Task: Below are some records; retype all of them exactly.

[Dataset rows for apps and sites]
_ _ _ _ _ _ _

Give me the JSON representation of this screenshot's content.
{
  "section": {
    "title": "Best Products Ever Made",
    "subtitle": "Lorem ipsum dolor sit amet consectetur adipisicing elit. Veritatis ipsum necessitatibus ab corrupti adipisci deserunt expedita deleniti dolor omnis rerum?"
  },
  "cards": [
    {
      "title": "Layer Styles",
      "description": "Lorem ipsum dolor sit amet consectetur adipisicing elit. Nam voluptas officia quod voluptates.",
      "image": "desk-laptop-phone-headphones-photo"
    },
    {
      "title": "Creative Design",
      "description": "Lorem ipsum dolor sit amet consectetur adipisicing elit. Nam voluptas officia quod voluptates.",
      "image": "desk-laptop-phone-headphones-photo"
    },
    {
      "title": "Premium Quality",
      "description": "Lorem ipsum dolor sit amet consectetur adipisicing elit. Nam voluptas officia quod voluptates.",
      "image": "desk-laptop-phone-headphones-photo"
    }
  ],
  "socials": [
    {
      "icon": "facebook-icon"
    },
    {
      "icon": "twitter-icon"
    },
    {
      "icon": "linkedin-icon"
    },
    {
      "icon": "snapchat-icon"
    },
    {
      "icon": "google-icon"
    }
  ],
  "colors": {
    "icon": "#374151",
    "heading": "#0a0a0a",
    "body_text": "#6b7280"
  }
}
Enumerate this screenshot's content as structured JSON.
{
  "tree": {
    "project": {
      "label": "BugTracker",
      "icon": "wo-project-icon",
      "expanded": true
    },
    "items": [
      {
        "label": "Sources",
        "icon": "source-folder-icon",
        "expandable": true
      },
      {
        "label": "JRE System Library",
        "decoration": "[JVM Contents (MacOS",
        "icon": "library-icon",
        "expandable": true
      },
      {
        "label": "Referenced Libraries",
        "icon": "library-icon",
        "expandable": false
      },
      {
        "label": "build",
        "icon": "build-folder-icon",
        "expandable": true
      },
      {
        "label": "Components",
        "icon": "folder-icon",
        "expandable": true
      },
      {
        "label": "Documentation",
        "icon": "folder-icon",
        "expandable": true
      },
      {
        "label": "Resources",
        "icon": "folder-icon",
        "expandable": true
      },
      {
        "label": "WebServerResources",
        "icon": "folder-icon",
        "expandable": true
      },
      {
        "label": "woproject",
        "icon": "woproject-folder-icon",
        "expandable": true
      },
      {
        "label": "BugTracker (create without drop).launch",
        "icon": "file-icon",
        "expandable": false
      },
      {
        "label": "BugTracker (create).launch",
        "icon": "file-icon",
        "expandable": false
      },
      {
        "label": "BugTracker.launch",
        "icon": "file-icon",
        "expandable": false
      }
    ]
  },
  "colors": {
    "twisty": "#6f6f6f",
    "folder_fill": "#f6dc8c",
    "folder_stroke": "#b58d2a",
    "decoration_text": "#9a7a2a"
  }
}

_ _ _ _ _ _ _

Result:
Give me the JSON representation of this screenshot's content.
{
  "section": {
    "title": "Best Products Ever Made",
    "subtitle": "Lorem ipsum dolor sit amet consectetur adipisicing elit. Veritatis ipsum necessitatibus ab corrupti adipisci deserunt expedita deleniti dolor omnis rerum?"
  },
  "cards": [
    {
      "title": "Layer Styles",
      "description": "Lorem ipsum dolor sit amet consectetur adipisicing elit. Nam voluptas officia quod voluptates.",
      "image": "desk-laptop-phone-headphones-photo"
    },
    {
      "title": "Creative Design",
      "description": "Lorem ipsum dolor sit amet consectetur adipisicing elit. Nam voluptas officia quod voluptates.",
      "image": "desk-laptop-phone-headphones-photo"
    },
    {
      "title": "Premium Quality",
      "description": "Lorem ipsum dolor sit amet consectetur adipisicing elit. Nam voluptas officia quod voluptates.",
      "image": "desk-laptop-phone-headphones-photo"
    }
  ],
  "socials": [
    {
      "icon": "facebook-icon"
    },
    {
      "icon": "twitter-icon"
    },
    {
      "icon": "linkedin-icon"
    },
    {
      "icon": "snapchat-icon"
    },
    {
      "icon": "google-icon"
    }
  ],
  "colors": {
    "icon": "#374151",
    "heading": "#0a0a0a",
    "body_text": "#6b7280"
  }
}
Enumerate this screenshot's content as structured JSON.
{
  "tree": {
    "project": {
      "label": "BugTracker",
      "icon": "wo-project-icon",
      "expanded": true
    },
    "items": [
      {
        "label": "Sources",
        "icon": "source-folder-icon",
        "expandable": true
      },
      {
        "label": "JRE System Library",
        "decoration": "[JVM Contents (MacOS",
        "icon": "library-icon",
        "expandable": true
      },
      {
        "label": "Referenced Libraries",
        "icon": "library-icon",
        "expandable": false
      },
      {
        "label": "build",
        "icon": "build-folder-icon",
        "expandable": true
      },
      {
        "label": "Components",
        "icon": "folder-icon",
        "expandable": true
      },
      {
        "label": "Documentation",
        "icon": "folder-icon",
        "expandable": true
      },
      {
        "label": "Resources",
        "icon": "folder-icon",
        "expandable": true
      },
      {
        "label": "WebServerResources",
        "icon": "folder-icon",
        "expandable": true
      },
      {
        "label": "woproject",
        "icon": "woproject-folder-icon",
        "expandable": true
      },
      {
        "label": "BugTracker (create without drop).launch",
        "icon": "file-icon",
        "expandable": false
      },
      {
        "label": "BugTracker (create).launch",
        "icon": "file-icon",
        "expandable": false
      },
      {
        "label": "BugTracker.launch",
        "icon": "file-icon",
        "expandable": false
      }
    ]
  },
  "colors": {
    "twisty": "#6f6f6f",
    "folder_fill": "#f6dc8c",
    "folder_stroke": "#b58d2a",
    "decoration_text": "#9a7a2a"
  }
}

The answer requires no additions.